Okay, so we're actually in the middle of a(nother) Winter Storm Warning. Albeit one that is, for once, quite a bit lighter than predicted.

But, nonetheless, it is March. And peeking over at my handy vegetable planting guide provided by Gateway Greening, I see lots of activity starting in March. Along with the rest of the country, I am anticipating the explosion of outdoor activities, and happiness, that the highly anticipated spring will bestow upon us. For me, that particularly means making things grow.

This year I expect I’ll have to tack a couple weeks onto the traditional planting dates because of the bitter cold. But that means that very soon, peas go in the ground. They can handle some snow and they hate the heat. With our luck, we’ll transition smoothly and quickly to some freak heat wave like we experienced two years ago. Time will tell.

Peas first. Then lettuces, and the cole crops like broccoli and cabbage. (Side note: I definitely used to think the term was “cold crops” because, you know, they liked the cold.) Beets and carrots. Radishes and turnips. I could be eating fresh salad in 45 days give or take. Just as important, I’ll be digging into fresh, if cold, soil in a couple weeks. There are few things better.

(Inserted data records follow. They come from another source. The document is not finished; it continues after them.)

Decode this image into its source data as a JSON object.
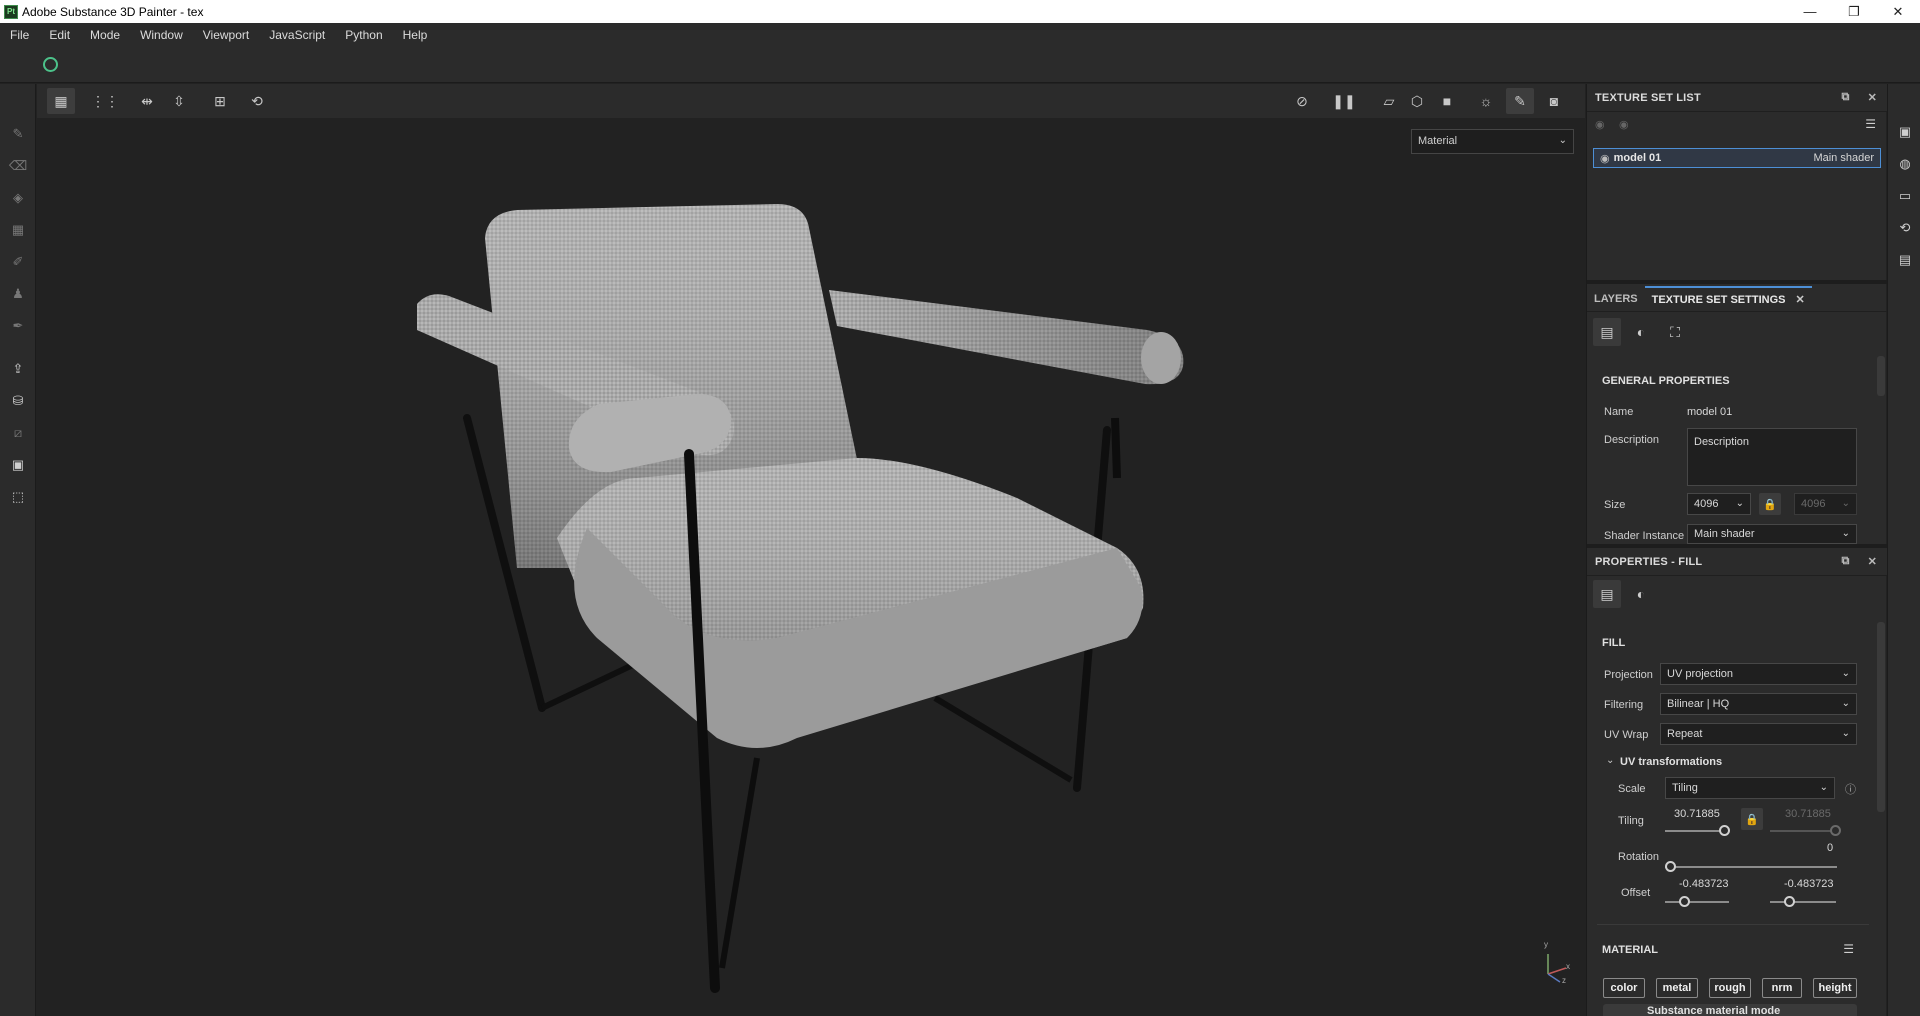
{
  "window": {
    "logo_text": "Pt",
    "title": "Adobe Substance 3D Painter - tex",
    "controls": [
      "—",
      "❐",
      "✕"
    ]
  },
  "menu": [
    "File",
    "Edit",
    "Mode",
    "Window",
    "Viewport",
    "JavaScript",
    "Python",
    "Help"
  ],
  "viewport": {
    "display_mode": "Material",
    "axis": {
      "y": "y",
      "x": "x",
      "z": "z"
    }
  },
  "texture_set_list": {
    "title": "TEXTURE SET LIST",
    "rows": [
      {
        "name": "model 01",
        "shader": "Main shader"
      }
    ]
  },
  "tabs": [
    {
      "label": "LAYERS"
    },
    {
      "label": "TEXTURE SET SETTINGS"
    }
  ],
  "general": {
    "title": "GENERAL PROPERTIES",
    "name_label": "Name",
    "name_value": "model 01",
    "description_label": "Description",
    "description_value": "Description",
    "size_label": "Size",
    "size_value": "4096",
    "size_value_2": "4096",
    "shader_label": "Shader Instance",
    "shader_value": "Main shader"
  },
  "properties": {
    "title": "PROPERTIES - FILL",
    "fill_title": "FILL",
    "projection_label": "Projection",
    "projection_value": "UV projection",
    "filtering_label": "Filtering",
    "filtering_value": "Bilinear | HQ",
    "uvwrap_label": "UV Wrap",
    "uvwrap_value": "Repeat",
    "uvt_title": "UV transformations",
    "scale_label": "Scale",
    "scale_value": "Tiling",
    "tiling_label": "Tiling",
    "tiling_value": "30.71885",
    "tiling_value_2": "30.71885",
    "rotation_label": "Rotation",
    "rotation_value": "0",
    "offset_label": "Offset",
    "offset_value": "-0.483723",
    "offset_value_2": "-0.483723",
    "material_title": "MATERIAL",
    "channels": [
      "color",
      "metal",
      "rough",
      "nrm",
      "height"
    ],
    "substance_mode": "Substance material mode"
  }
}
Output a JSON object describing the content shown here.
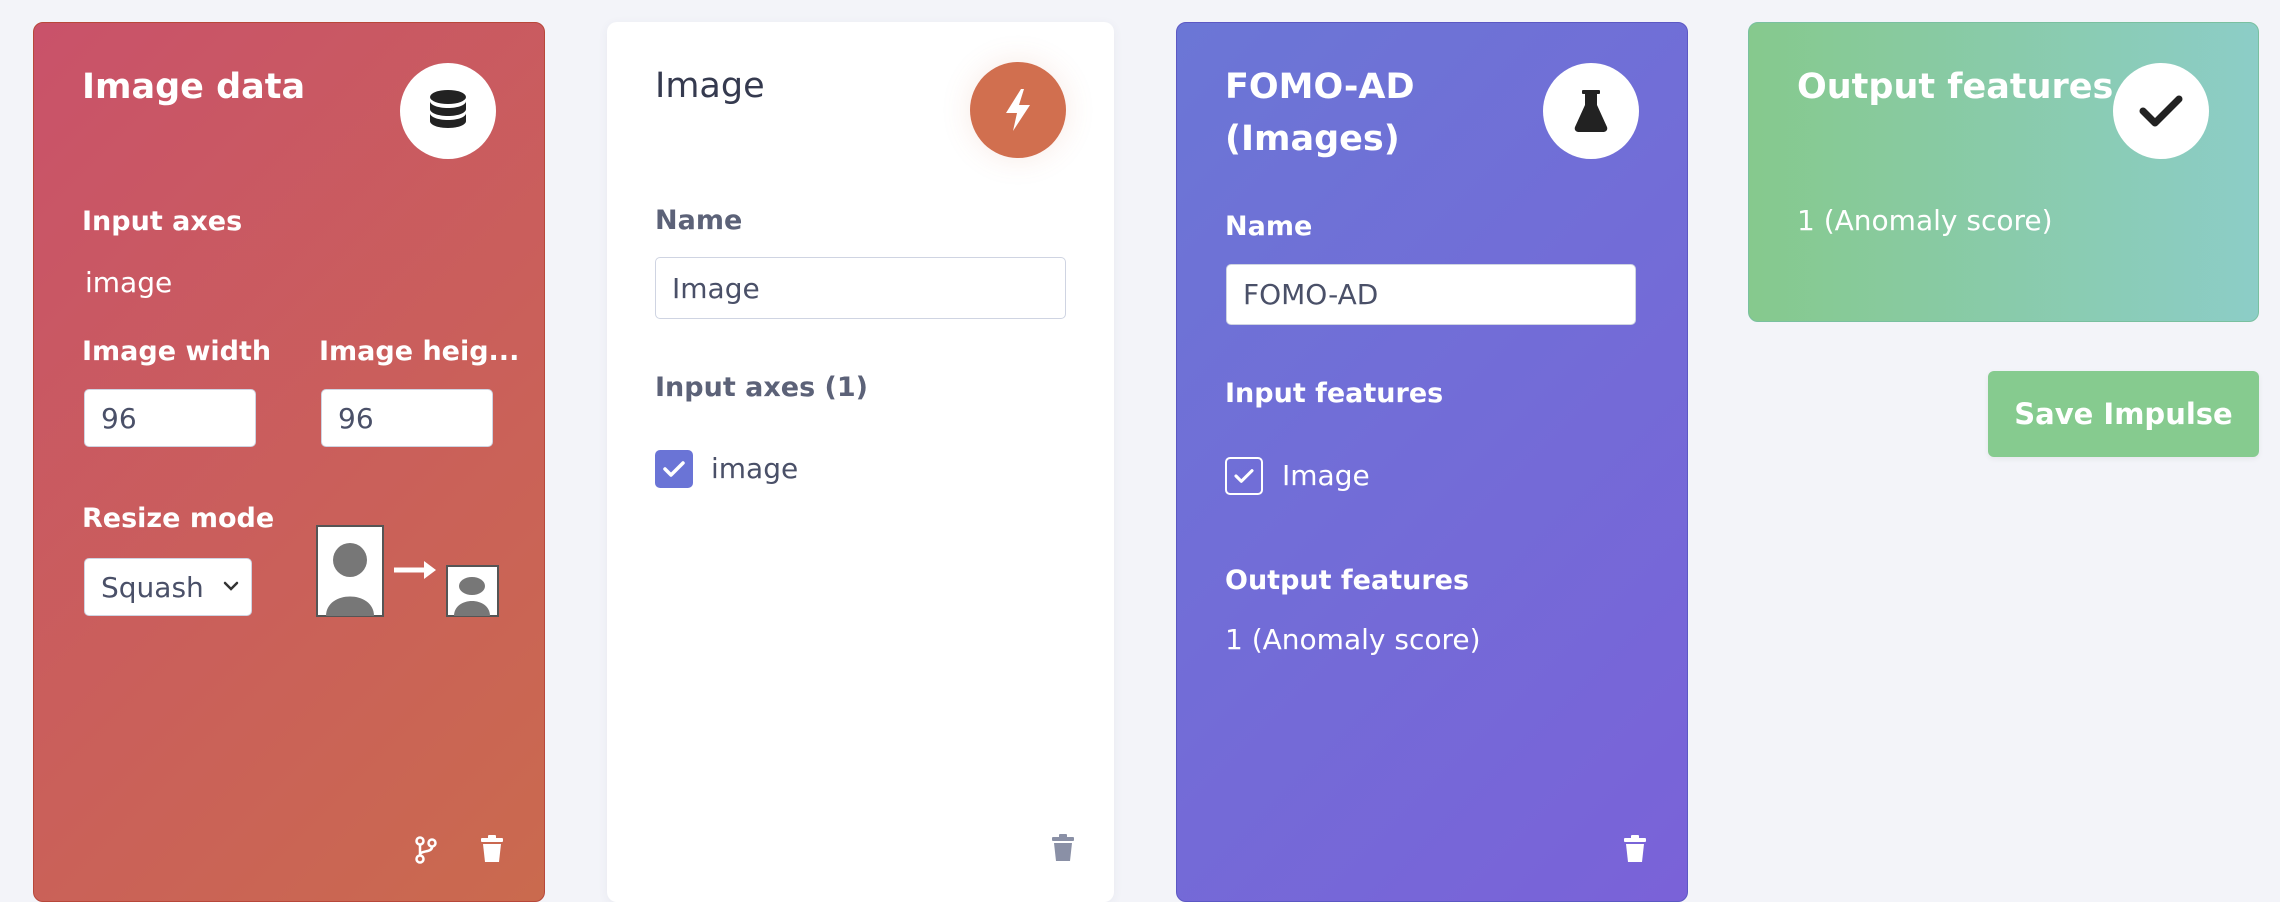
{
  "image_data_card": {
    "title": "Image data",
    "icon": "database-icon",
    "input_axes_label": "Input axes",
    "input_axes_value": "image",
    "width_label": "Image width",
    "width_value": "96",
    "height_label": "Image heig...",
    "height_value": "96",
    "resize_label": "Resize mode",
    "resize_value": "Squash"
  },
  "image_card": {
    "title": "Image",
    "icon": "bolt-icon",
    "name_label": "Name",
    "name_value": "Image",
    "axes_label": "Input axes (1)",
    "axes_items": [
      {
        "label": "image",
        "checked": true
      }
    ]
  },
  "fomo_card": {
    "title_line1": "FOMO-AD",
    "title_line2": "(Images)",
    "icon": "flask-icon",
    "name_label": "Name",
    "name_value": "FOMO-AD",
    "input_features_label": "Input features",
    "input_features_items": [
      {
        "label": "Image",
        "checked": true
      }
    ],
    "output_features_label": "Output features",
    "output_features_value": "1 (Anomaly score)"
  },
  "output_card": {
    "title": "Output features",
    "icon": "check-icon",
    "value": "1 (Anomaly score)"
  },
  "save_button": {
    "label": "Save Impulse"
  },
  "colors": {
    "image_data_bg": "#c95c5a",
    "fomo_bg": "#7069d7",
    "output_bg": "#88cba6",
    "accent": "#6a74d6",
    "save_button": "#86cb8f",
    "bolt_circle": "#d16f4f"
  }
}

Unlike last year, I am not starting any seeds indoors. I don’t really have the room in my new apartment and I’m planning to move apartments again. The greenhouse at Washington University has traditionally had a seedling sale on Mother’s day and I am hoping to snag some vegetable seedlings there in May. With my move I may have two gardens going on simultaneously, if I am that much of a masochist. I am getting a jump on early spring planting in my current space. But I certainly hope to find another community garden or have access to a yard wherever I move to continue the warm summer crops.

Although maintaining two gardens in two different locations in the city is probably well beyond my organizational skills, it is a good opportunity to learn more about gardening more quickly than I otherwise would be able to. That is one frustrating thing about gardening, you only get one shot each year.

My other outlet will be helping the Bell Demonstration Garden on Saturdays. I started volunteering last summer and hope to do so again starting this spring. Yet another opportunity to learn from people who really know what they’re doing in the garden.

I’ll update on the garden throughout the season and I hope that documenting it will allow me to reflect on what does and does not work!